*What to do*.
Lines with "Sets": copy each one from the listing below.

*Material for this task*.
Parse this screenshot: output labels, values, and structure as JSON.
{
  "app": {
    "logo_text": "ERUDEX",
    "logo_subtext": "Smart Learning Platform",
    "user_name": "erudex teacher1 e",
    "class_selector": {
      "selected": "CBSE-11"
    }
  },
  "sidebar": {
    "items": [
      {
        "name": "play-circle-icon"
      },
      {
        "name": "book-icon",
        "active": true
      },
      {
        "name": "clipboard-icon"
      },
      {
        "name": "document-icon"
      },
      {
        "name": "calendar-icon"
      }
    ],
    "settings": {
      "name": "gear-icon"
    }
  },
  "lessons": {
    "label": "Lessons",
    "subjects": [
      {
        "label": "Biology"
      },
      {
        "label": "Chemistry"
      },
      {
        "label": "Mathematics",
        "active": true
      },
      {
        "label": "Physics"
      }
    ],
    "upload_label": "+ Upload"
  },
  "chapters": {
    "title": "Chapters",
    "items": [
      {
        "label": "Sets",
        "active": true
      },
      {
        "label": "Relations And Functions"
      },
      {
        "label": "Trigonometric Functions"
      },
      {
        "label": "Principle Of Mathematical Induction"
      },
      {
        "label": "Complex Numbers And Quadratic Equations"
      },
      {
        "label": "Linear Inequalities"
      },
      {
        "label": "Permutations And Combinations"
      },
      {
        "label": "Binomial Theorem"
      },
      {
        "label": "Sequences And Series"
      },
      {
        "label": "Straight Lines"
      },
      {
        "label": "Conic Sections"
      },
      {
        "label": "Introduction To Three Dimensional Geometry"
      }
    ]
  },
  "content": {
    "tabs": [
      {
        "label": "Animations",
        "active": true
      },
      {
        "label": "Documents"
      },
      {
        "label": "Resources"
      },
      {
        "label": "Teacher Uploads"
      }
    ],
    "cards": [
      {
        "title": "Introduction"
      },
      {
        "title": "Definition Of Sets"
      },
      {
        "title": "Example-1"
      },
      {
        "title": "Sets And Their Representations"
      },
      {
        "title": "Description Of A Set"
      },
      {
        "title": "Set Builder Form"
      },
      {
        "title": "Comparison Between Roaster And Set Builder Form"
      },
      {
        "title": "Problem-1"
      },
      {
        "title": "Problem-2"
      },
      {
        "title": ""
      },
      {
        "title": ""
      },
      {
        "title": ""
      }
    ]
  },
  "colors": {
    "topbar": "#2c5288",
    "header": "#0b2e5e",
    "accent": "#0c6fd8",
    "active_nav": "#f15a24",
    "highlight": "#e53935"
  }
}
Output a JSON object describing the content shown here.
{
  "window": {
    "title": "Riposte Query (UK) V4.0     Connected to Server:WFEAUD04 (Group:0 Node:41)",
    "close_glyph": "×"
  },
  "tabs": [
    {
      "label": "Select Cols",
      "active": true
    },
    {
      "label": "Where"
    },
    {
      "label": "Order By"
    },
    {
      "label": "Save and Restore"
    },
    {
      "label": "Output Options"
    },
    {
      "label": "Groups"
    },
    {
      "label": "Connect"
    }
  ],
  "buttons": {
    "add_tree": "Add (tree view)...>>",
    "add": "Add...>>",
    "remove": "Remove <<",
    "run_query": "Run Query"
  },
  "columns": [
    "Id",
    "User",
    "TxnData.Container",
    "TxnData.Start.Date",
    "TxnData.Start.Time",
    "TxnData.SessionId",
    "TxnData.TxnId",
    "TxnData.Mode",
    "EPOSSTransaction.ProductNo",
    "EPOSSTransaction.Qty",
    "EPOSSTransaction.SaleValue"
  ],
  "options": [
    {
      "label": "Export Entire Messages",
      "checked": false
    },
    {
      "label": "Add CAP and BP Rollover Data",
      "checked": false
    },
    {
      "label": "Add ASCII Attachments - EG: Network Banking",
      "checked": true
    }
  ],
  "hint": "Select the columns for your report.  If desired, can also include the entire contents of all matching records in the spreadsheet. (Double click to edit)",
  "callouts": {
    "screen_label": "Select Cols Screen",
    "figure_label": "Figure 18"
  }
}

*Result of this exercise*.
        "label": "Sets",
        "title": "Definition Of Sets"
        "title": "Sets And Their Representations"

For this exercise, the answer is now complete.